▼

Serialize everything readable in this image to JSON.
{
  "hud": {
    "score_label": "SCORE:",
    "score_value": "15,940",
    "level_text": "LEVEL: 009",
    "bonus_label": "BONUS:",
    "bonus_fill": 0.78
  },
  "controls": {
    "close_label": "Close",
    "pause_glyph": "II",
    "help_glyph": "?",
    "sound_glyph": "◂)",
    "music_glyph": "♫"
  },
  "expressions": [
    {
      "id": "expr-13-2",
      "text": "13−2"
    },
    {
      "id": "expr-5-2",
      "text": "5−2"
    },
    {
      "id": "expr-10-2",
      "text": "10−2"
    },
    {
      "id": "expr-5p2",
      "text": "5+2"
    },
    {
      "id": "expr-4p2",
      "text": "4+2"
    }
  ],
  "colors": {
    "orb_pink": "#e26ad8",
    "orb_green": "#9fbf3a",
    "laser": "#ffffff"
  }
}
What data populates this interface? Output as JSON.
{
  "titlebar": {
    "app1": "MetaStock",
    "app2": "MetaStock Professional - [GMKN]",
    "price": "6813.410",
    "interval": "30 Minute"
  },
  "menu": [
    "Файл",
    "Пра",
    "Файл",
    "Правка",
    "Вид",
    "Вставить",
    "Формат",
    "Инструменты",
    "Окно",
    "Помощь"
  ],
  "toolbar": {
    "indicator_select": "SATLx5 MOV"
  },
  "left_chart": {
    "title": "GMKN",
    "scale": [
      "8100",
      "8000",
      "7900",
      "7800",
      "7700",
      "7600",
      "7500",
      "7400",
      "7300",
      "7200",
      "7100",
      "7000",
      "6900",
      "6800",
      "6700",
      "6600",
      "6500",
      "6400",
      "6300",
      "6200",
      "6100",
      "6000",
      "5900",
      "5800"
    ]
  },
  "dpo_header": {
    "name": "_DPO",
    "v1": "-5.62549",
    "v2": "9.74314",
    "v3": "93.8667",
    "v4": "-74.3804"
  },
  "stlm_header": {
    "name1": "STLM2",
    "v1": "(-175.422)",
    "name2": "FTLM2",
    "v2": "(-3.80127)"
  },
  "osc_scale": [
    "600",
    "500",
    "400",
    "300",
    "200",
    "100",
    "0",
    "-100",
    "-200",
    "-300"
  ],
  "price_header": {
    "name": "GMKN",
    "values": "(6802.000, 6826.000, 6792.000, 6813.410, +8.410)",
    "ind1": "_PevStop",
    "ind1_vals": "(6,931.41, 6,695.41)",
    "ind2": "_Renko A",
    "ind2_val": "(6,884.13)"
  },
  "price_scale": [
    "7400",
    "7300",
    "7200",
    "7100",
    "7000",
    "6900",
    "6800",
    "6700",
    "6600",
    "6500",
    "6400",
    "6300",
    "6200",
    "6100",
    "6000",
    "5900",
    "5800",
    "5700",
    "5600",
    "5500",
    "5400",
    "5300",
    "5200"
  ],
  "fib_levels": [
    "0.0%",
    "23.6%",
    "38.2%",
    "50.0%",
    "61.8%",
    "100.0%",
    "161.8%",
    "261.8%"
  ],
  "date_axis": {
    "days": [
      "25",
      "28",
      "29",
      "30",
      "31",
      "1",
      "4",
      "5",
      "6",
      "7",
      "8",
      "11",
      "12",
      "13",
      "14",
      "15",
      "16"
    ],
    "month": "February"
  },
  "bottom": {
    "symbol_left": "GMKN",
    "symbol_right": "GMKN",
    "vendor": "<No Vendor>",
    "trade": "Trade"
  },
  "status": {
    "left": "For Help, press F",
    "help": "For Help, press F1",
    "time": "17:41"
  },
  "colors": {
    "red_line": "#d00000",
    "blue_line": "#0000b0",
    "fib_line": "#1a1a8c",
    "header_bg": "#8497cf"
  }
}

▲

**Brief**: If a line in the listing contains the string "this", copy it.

**Response to the exercise**:
Serialize everything readable in this image to JSON.
What data populates this interface? Output as JSON.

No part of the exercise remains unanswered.